**DATA SUPPLIED:**
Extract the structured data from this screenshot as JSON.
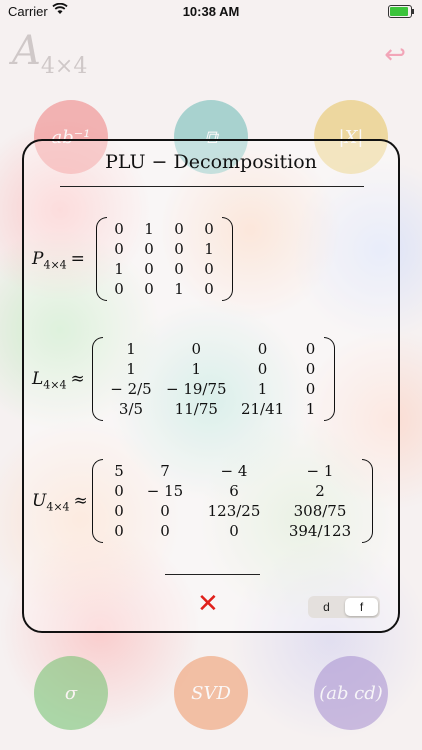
{
  "status_bar": {
    "carrier": "Carrier",
    "time": "10:38 AM",
    "battery_level": 0.9
  },
  "header": {
    "matrix_symbol": "A",
    "matrix_size": "4×4",
    "back_icon": "undo-arrow-icon"
  },
  "background_buttons": [
    {
      "name": "inverse-button",
      "label": "ab⁻¹",
      "color": "#f07f7f"
    },
    {
      "name": "transpose-button",
      "label": "⧉",
      "color": "#69b9b5"
    },
    {
      "name": "determinant-button",
      "label": "|X|",
      "color": "#e6c35d"
    },
    {
      "name": "qr-button",
      "label": "σ",
      "color": "#6fc16c"
    },
    {
      "name": "svd-button",
      "label": "SVD",
      "color": "#f09766"
    },
    {
      "name": "matrix-add-button",
      "label": "(ab cd)",
      "color": "#a68ed0"
    }
  ],
  "dialog": {
    "title": "PLU − Decomposition",
    "matrices": [
      {
        "symbol": "P",
        "size": "4×4",
        "relation": "=",
        "rows": [
          [
            "0",
            "1",
            "0",
            "0"
          ],
          [
            "0",
            "0",
            "0",
            "1"
          ],
          [
            "1",
            "0",
            "0",
            "0"
          ],
          [
            "0",
            "0",
            "1",
            "0"
          ]
        ]
      },
      {
        "symbol": "L",
        "size": "4×4",
        "relation": "≈",
        "rows": [
          [
            "1",
            "0",
            "0",
            "0"
          ],
          [
            "1",
            "1",
            "0",
            "0"
          ],
          [
            "− 2/5",
            "− 19/75",
            "1",
            "0"
          ],
          [
            "3/5",
            "11/75",
            "21/41",
            "1"
          ]
        ]
      },
      {
        "symbol": "U",
        "size": "4×4",
        "relation": "≈",
        "rows": [
          [
            "5",
            "7",
            "− 4",
            "− 1"
          ],
          [
            "0",
            "− 15",
            "6",
            "2"
          ],
          [
            "0",
            "0",
            "123/25",
            "308/75"
          ],
          [
            "0",
            "0",
            "0",
            "394/123"
          ]
        ]
      }
    ],
    "close_icon": "close-x-icon",
    "format_options": [
      "d",
      "f"
    ],
    "format_selected": "f"
  }
}
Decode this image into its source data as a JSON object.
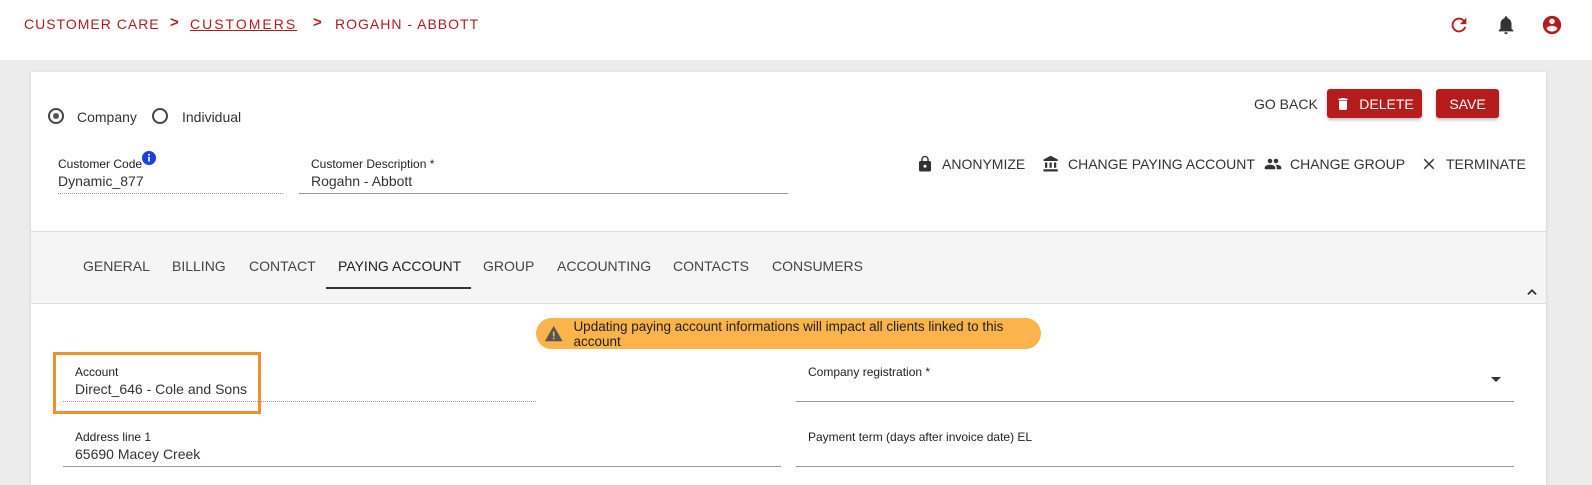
{
  "breadcrumb": {
    "items": [
      "CUSTOMER CARE",
      "CUSTOMERS",
      "ROGAHN - ABBOTT"
    ],
    "separator": ">"
  },
  "header_icons": [
    "refresh-icon",
    "bell-icon",
    "account-icon"
  ],
  "colors": {
    "brand": "#b71c1c",
    "warning": "#fbb44b",
    "highlight": "#f0902f"
  },
  "customer_type": {
    "options": [
      "Company",
      "Individual"
    ],
    "selected": "Company"
  },
  "customer_code": {
    "label": "Customer Code",
    "value": "Dynamic_877"
  },
  "customer_description": {
    "label": "Customer Description *",
    "value": "Rogahn - Abbott"
  },
  "actions": {
    "go_back": "GO BACK",
    "delete": "DELETE",
    "save": "SAVE",
    "anonymize": "ANONYMIZE",
    "change_paying_account": "CHANGE PAYING ACCOUNT",
    "change_group": "CHANGE GROUP",
    "terminate": "TERMINATE"
  },
  "tabs": [
    "GENERAL",
    "BILLING",
    "CONTACT",
    "PAYING ACCOUNT",
    "GROUP",
    "ACCOUNTING",
    "CONTACTS",
    "CONSUMERS"
  ],
  "active_tab": "PAYING ACCOUNT",
  "warning": "Updating paying account informations will impact all clients linked to this account",
  "form": {
    "account": {
      "label": "Account",
      "value": "Direct_646 - Cole and Sons"
    },
    "company_registration": {
      "label": "Company registration *",
      "value": ""
    },
    "address_line_1": {
      "label": "Address line 1",
      "value": "65690 Macey Creek"
    },
    "payment_term": {
      "label": "Payment term (days after invoice date) EL",
      "value": ""
    }
  }
}
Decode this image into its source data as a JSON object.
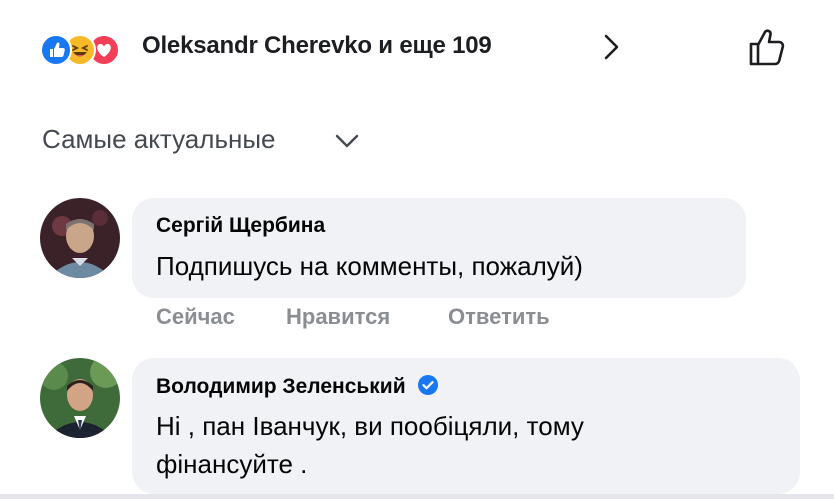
{
  "reactions": {
    "icons": [
      "like-icon",
      "haha-icon",
      "love-icon"
    ],
    "summary": "Oleksandr Cherevko и еще 109"
  },
  "sort": {
    "label": "Самые актуальные"
  },
  "comments": [
    {
      "author": "Сергій Щербина",
      "text": "Подпишусь на комменты, пожалуй)",
      "actions": {
        "time": "Сейчас",
        "like": "Нравится",
        "reply": "Ответить"
      }
    },
    {
      "author": "Володимир Зеленський",
      "verified": true,
      "text_lines": [
        "Ні , пан Іванчук, ви пообіцяли, тому",
        "фінансуйте ."
      ]
    }
  ],
  "colors": {
    "like_blue": "#1877f2",
    "haha_yellow": "#f7b928",
    "love_red": "#f33e58",
    "bubble_bg": "#f0f2f5",
    "muted_text": "#8a8d91"
  }
}
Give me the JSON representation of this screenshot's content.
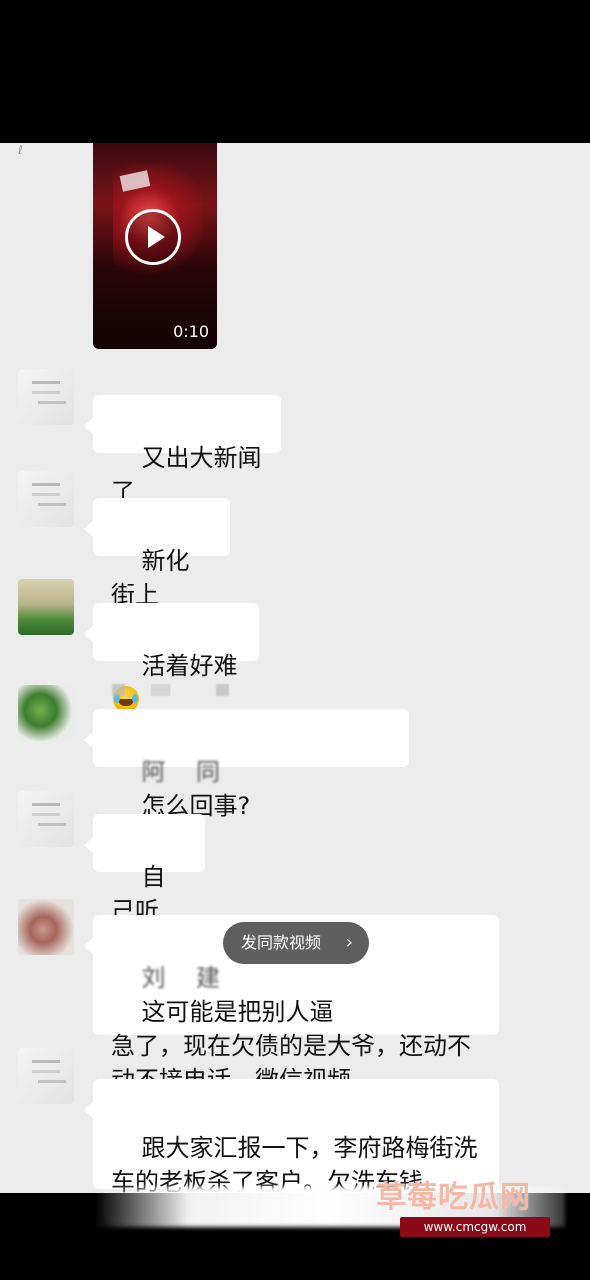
{
  "video": {
    "duration": "0:10",
    "play_icon": "play-icon"
  },
  "messages": [
    {
      "text": "又出大新闻了"
    },
    {
      "text": "新化街上"
    },
    {
      "text": "活着好难",
      "emoji": "crying-laughing-emoji"
    },
    {
      "masked_prefix": "阿    同",
      "text": "怎么回事?"
    },
    {
      "text": "自己听"
    },
    {
      "masked_prefix": "刘    建",
      "text": "这可能是把别人逼\n急了，现在欠债的是大爷，还动不\n动不接电话，微信视频"
    },
    {
      "text": "跟大家汇报一下，李府路梅街洗\n车的老板杀了客户。欠洗车钱"
    }
  ],
  "action_pill": {
    "label": "发同款视频",
    "chevron": "›"
  },
  "watermark": {
    "brand": "草莓吃瓜网",
    "url": "www.cmcgw.com"
  }
}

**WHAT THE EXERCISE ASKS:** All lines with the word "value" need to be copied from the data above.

**YOUR SOLUTION:**
    "value": "Dynamic_877"
    "value": "Rogahn - Abbott"
      "value": "Direct_646 - Cole and Sons"
      "value": ""
      "value": "65690 Macey Creek"
      "value": ""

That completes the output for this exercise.